We’ve watched the Republicans drop-kick President Obama for months now… the ones in Congress, the pundits on Fox, the wannabe candidates (Palin and Trump), and the gonna-be candidates for the Republican nomination in the 2012 election.
The race to get beat by Obama has been a funny one. Mean, but funny. It’s funny to watch eight people try to get the privilege of drop-kicking the president while drop-kicking each other. Their party hasn’t done anything to help them, as Republican obstructionism has become the hallmark of American politics lately.
It’s about to be on, though, as the American public gets its turn to drop-kick somebody. Iowa made a choice this week. Mitt Romney and Rick Santorum survived, with Ron Paul in the lifeboat. The rest are adrift out at sea–mostly ideologues Newt Gingrich, Rick Perry and Michele Bachmann. [Bachmann suspended her campaign Wednesday morning after a poor showing in Iowa.]
The Republicans finally played themselves last week when the House of Representatives tried to dictate to the Senate after the upper house left for Christmas vacation. The House threatened to not pass the bipartisan payroll tax extension passed by the Senate. Senate Majority Leader Harry Reid (D-NV) said, “Go for it. We ain’t comin’ back in session.”
With the eyes of the world on the House, Speaker John Boehner, who had been walked out on a plank several times by the Tea Party activists, particularly Rep. Eric Kantor (whom he can’t control), finally grabbed his nuts and came on in the house and in effect told his party to shut up, while he announced the House was signing the bill.
What makes the Republican primary candidates interesting to watch is waiting to see which one makes the most outlandish comments, knowing someone else is going to try to top it. I must say that the campaign has been a lot less entertaining since Herman Cain left.

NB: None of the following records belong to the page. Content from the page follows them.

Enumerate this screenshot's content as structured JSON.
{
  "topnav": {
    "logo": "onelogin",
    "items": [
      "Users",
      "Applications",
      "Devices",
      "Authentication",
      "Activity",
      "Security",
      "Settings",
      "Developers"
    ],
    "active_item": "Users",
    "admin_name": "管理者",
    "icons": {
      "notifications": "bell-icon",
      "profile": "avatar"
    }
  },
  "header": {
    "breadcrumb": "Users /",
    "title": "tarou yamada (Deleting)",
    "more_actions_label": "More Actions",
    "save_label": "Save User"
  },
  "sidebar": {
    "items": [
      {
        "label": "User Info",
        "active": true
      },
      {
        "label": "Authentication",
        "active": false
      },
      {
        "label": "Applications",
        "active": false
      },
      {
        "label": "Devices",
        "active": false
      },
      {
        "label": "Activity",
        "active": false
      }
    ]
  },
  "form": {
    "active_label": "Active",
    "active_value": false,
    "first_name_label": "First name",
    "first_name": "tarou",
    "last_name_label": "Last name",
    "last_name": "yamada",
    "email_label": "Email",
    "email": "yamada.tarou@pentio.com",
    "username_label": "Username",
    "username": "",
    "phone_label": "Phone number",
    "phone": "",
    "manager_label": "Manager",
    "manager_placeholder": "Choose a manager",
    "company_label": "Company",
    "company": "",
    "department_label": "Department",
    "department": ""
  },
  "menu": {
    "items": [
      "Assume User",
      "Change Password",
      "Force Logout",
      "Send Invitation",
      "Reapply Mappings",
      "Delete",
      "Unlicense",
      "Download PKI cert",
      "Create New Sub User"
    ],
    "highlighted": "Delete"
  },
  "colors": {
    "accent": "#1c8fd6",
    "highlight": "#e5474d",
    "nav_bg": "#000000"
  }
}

Cain was good for at least two five-star gaffes a week, followed by Rick Perry’s one, Mitt Romney’s “me too,” Ron Paul’s “what for?,” Newt’s “it wasn’t me,” and Michele Bachmann’s “partridge in a pear tree” stare.
Without Cain to “set it off,” we now see the candidates turning on each other and ideas about solving problems falling by the wayside. Funny how they can ignore the foolishness going on in Congress (for the most part), but can focus on President Obama for not providing leadership in Washington. What would they do with a Tea Party- led Congress? Well, we’d know what Newt would do, but the rest would have no solution for legislative obstructionism. So they should stop frontin’.
If I was in Iowa, I would ask the Republicans what they were going to do with the Tea Party? The Tea Party candidates didn’t do well at all. Iowa Republicans didn’t pretend that the Tea Party speaks for the frustrated masses. All the Tea Party has done is frustrate the political process.
That’s not governing. That’s filibustering Congress in a different way that we’re used to seeing. Between anti-tax pledges and protect-the-rich proclamations… “excuse-me job-creators” is the Republican’s new name for the rich. Sounds like more shenanigans to me and much of the American public.
Let’s see if New Hampshire follows suit.
The good thing about the Iowa caucuses is that more of these clowns will be forced to drop out now that they’ve finished out of the running. The show for some of these clowns is about to come to an end. Eventually, it will end for all but one of them. The one that’s left Obama will handle.
But we’re all ready for the goofiness to be over. Iowa is settled. Now let the next goofy show begin….
Sorry. No offense to Goofy.
Anthony Asadullah Samad, Ph.D., is a national columnist, managing director of the Urban Issues Forum and author of the upcoming book, “Real Eyez: Race, Reality and Politics in 21st Century Popular Culture.” He can be reached at www.AnthonySamad.com or on Twitter at @dranthonysamad.
DISCLAIMER: The beliefs and viewpoints expressed in opinion pieces, letters to the editor, by columnists and/or contributing writers are not necessarily those of OurWeekly.